Various Tips Macintosh
Various Tips Macintosh Help
Mac application crash or freezing
If an Mac application crashes or is unresponsive, but you can still move your mouse, press the command, option, and escape keys (hold down command, then hold down option, then hold down escape, then let go of the keys).
Mac OS 9
A box asking if you want to force the application to quit will open.
Click on Force quit.
If the application successfully quits, restart your Mac before doing anything else.
If the application does not quit, restart your Mac.
Mac OS X
A window will open listing the current applications that are open.
Click on the Application that is not responding.
Click on the Force Quit button.
Click the red button in the upper left corner to close the Force Quit window.
You do not have to restart the computer.
If your Mac freezes completely, you can press the command, control, and power key keys to restart your Mac. This will not work on an iMac, blue and white G3, or G4. On the original iMac's, you will need to use a paper clip to press the small Restart button (the one with a triangle) between the ethernet port and the modem port. The next generation of iMac's have a button you can press. On the blue and white G3s and older G4s, press the tiny Restart button (it has a triangle on it) on the front of the computer. For the newer iMac's, G4s and G5s, press and hold the power button for about 5 seconds to turn off the computer. Wait about 30 seconds, and then press the power button again to turn the Mac back on.
To eject a diskette or CD that will not eject, hold down the mouse button (and keep holding it down) then restart or turn on the Macintosh. Keep holding down the mouse button until the disk or CD is ejected. If this does not work, then try inserting a paper clip into the tiny round hole near the CD or diskette drive. (You may need to move the paper clip about before you can eject the CD or diskette.) Be careful not to damage your media or drive when using this method.
Rebuild the desktop once a month
The desktop file is an invisible file on your Macintosh that keeps track of all the documents and applications (as well as their icons) that are on your computer. Over time, this file may become damaged. It is usually a good idea to rebuild the desktop file once a month.

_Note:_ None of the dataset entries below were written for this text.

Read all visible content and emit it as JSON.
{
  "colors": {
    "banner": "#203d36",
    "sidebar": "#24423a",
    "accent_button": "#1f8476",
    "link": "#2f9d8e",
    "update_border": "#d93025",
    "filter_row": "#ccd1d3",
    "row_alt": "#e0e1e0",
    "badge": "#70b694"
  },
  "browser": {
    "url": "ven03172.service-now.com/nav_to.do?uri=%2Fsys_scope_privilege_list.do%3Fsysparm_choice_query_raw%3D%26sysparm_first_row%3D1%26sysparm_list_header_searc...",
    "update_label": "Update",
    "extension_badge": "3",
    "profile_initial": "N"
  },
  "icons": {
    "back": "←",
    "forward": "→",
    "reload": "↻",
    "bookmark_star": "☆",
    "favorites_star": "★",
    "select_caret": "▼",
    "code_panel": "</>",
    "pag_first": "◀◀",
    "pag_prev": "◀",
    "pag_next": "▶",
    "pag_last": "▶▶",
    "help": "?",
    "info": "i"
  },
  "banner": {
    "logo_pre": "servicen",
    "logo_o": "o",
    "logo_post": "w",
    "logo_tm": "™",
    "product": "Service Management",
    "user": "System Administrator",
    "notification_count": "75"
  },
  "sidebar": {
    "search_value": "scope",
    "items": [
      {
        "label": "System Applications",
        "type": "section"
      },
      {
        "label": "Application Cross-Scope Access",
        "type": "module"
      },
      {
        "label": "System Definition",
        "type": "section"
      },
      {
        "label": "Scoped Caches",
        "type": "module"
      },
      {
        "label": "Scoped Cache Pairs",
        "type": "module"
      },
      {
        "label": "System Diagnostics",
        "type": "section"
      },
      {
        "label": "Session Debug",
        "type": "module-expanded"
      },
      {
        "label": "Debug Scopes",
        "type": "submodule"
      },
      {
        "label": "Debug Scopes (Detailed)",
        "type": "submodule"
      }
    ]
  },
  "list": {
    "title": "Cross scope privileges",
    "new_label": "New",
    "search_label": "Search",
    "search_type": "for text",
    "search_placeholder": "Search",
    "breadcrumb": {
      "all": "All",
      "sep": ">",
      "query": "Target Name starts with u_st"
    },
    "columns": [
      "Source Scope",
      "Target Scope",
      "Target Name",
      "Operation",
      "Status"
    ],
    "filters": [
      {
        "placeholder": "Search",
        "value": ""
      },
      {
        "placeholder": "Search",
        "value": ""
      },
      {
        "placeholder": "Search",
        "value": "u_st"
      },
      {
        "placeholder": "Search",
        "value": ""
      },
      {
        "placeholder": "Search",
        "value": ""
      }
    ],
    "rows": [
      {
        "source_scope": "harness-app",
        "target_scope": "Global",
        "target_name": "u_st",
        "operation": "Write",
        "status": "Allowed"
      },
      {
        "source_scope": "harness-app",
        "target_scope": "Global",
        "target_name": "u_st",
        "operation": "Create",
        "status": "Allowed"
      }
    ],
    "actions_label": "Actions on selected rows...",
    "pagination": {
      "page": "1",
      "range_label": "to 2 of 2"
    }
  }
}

To rebuild the desktop file, hold down the command key (the one with the apple symbol) and the option key while your Macintosh is starting up. Keep holding down these two keys until you see a prompt asking you: "Are you sure you want to rebuild the desktop file on the disk 'hard disk name'?". Release the keys and click OK.
For a more detailed description of the desktop file and how to rebuild it, please read the Apple article
Run Disk First Aid once a month
Every Macintosh comes with a utility called Disk First Aid. Its icon looks like an ambulance (Mac OS 9). Disk First Aid can also be found on your Macintosh system software CD "Disk Tools" or "Utilities" folder.
To check your hard drive, launch the Disk First Aid application and select your hard drive. If you Disk First Aid reports errors, it is recommended that you repair them. To repair the errors you will need to start your Macintosh off of the original system CD and then run Disk First Aid 'repair'.
Consider purchase of a disk repair program
Commercial disk repair programs continue where Disk First Aid leaves off. It is a good idea to have both Disk First Aid and at least one disk repair program as part of your Macintosh software collection, since each can find and repair errors that the other can't. In fact, it may even be a good idea to own more than one disk repair program since in many cases if one can't fix the problem the other can.
Regularly checking your hard drive with a commercial disk repair program will also lessen the chances of something going wrong with your computer. Some Macintosh disk repair programs are:
Symantec's Norton Utilities
MicroMat's TechTool Pro
Norton Utilities includes Norton Disk Doctor. If you decide to use Norton Utilities as your disk repair program, please be aware that certain Macintosh computers require specific versions of Norton Utilities. If you use the wrong version you may corrupt your hard drive.